The formal stock exchange began operations in the first quarter of 1997. An international consultant was appointed in November 1996 to assist in drawing up its regulatory framework. The firm will also make recommendations to the DSM steering committee on whether the exchange should use electronic or floor-based trading. Initially, trading will be confined to Qatari nationals, although GCC nationals and foreigners may be allowed to participate at a later date. The DSE will be autonomous but indirectly overseen by the Finance, Economy and Trade Ministry.
Islam is Qatar's official religion, and Islamic jurisprudence, the Shar'ia, is recognized as the basis of the country's legal system. Civil legislation is based upon codification. As stated in the provisional Constitution, Qatar is a monarchy with full powers vested in the Emir as the Head of State.
The Common Court System
Justice is administrated by several courts: the Higher Criminal Court, the Lower Criminal Court, the Commercial and Civil Court, the Labor Court and the Court of Appeal. In addition, the Shar'ia Courts determine matters regarding the personal status of Muslims and civil cases where the parties submit themselves to the jurisdiction of the Shar'ia Courts. The jurisdiction of the Civil Court covers all civil and commercial disputes. There are no monetary limitations regarding the referral of disputes to the Civil Court to be heard by a single justice. Judicial independence is guaranteed by the Provisional Constitution.
The Labor Law No. 3 of 1962 (as amended) governs industrial relations in Qatar. Under the Labor Law, priority in employment is given to Qataris, then to nationals of Arab countries and, lastly, to other non-Qataris. Non-Qataris can be employed only if they obtain a work-permit from the Department of Labor in the Ministry of Labor and Social Affairs. The applicant must have a valid passport and a resident permit and must be of good conduct and reputation. Generally, permits are valid for two years.
There are no fixed minimum wages in Qatar. There are no pension schemes for non-Qataris. There are no labor unions in Qatar, and strikes, lockouts and slowdowns are prohibited.

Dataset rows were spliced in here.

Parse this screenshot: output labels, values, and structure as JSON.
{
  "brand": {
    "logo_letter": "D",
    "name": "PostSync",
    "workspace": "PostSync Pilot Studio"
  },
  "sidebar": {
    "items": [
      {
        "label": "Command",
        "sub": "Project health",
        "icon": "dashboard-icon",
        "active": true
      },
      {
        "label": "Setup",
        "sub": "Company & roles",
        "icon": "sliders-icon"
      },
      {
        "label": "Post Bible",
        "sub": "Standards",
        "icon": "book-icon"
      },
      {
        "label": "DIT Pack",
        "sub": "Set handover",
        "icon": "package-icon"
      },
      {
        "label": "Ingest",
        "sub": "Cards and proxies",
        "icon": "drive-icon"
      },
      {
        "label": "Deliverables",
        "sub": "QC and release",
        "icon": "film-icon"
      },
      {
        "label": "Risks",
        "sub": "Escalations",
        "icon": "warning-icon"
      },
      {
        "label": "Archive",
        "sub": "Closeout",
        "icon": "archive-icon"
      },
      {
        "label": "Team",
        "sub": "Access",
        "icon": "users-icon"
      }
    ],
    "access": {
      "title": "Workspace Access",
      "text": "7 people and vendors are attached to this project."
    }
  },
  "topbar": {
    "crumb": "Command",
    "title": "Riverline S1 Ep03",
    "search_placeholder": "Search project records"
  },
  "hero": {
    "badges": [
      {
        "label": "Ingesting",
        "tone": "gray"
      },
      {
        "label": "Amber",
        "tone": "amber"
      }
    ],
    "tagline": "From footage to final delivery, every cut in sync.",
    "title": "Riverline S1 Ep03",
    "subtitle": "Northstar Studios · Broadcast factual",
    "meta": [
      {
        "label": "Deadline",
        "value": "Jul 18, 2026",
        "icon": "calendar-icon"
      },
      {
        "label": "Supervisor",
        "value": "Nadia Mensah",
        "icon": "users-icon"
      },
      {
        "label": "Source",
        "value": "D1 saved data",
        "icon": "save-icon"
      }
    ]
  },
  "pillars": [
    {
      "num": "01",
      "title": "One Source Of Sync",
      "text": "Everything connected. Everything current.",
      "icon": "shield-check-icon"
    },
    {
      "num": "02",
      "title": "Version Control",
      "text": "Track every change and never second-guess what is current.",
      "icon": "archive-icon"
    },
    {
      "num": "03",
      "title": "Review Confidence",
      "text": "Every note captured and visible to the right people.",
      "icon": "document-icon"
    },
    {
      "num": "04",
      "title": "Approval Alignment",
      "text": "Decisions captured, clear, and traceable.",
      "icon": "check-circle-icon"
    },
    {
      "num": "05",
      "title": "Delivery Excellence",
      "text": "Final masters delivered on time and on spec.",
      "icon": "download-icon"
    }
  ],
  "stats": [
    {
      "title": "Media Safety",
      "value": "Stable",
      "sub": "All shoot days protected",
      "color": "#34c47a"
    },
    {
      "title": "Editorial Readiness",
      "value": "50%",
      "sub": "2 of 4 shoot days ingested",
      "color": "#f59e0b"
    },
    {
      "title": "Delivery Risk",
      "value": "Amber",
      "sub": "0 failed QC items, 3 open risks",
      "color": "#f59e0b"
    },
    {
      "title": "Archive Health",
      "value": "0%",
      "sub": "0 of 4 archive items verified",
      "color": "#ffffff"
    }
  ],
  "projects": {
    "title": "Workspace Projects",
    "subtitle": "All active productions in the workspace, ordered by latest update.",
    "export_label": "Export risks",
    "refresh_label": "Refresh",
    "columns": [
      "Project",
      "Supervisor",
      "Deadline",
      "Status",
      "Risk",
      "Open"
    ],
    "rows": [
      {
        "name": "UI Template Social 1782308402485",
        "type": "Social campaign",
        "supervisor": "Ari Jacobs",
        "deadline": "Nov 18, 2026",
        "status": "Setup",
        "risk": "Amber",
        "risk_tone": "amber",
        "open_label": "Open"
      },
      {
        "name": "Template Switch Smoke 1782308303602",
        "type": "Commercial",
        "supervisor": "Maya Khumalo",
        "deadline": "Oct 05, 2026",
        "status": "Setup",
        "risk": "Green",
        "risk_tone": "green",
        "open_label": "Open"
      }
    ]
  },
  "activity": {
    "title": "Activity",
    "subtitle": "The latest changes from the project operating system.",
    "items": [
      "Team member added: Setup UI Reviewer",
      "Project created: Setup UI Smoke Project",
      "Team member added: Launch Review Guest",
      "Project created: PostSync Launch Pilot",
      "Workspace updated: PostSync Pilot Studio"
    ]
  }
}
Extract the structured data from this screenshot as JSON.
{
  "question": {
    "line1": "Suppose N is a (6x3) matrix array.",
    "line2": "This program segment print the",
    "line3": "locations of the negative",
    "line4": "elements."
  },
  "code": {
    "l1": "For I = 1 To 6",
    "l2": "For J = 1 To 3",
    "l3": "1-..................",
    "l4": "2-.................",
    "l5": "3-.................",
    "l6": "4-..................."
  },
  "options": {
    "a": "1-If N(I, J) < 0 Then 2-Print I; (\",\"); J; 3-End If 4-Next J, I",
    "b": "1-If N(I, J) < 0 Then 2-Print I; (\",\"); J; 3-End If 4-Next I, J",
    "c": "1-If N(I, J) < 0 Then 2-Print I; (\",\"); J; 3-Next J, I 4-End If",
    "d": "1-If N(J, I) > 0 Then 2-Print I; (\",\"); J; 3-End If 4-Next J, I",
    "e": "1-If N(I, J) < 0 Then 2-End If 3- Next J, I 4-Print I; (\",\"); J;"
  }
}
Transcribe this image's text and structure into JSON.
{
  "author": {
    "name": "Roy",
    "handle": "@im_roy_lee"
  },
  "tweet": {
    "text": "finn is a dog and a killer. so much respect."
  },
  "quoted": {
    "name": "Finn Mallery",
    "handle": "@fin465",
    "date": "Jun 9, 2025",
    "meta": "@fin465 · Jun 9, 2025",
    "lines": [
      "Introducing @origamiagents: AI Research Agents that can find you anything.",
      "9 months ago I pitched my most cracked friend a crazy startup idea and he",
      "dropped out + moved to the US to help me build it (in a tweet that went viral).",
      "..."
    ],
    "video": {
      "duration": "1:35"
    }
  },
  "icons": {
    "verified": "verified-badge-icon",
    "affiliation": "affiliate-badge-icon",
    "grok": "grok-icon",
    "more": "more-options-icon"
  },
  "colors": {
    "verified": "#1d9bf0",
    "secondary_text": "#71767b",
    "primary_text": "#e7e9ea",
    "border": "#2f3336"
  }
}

Workers are entitled to one day off per week and to other benefits such as holiday on the occasion of Ramadan, annual paid leave of fourteen days, illness pay and severance pay. Industrial disputes are resolved by the Department of Labor in the Ministry of Labor and Social Affairs. The matter may then be referred to the Labor Court for a final decision.
Qatar is a signatory to a number of international environmental conventions, including: The Convention of the Prohibition of the Development, Production and Stockpiling of Bacteriological (Biological) and Toxin Weapons, and their Destruction; International Convention for the Prevention of Pollution of the Sea by Oil, 1954 Concerning the Protection of the Great Barrier Reef of Australia (and amendments thereto); Agreement for the Establishment of a Commission for Controlling the Desert Locust in the Near East; Kuwait Regional Convention for Co-Operation on the Protection of the Marine Environment from Pollution; and the Treaty on the Prohibition of the Emplacement of Nuclear Weapons and other Weapons of Mass Destruction on the Sea Bed and the Ocean Floor and in the Subsoil Thereof.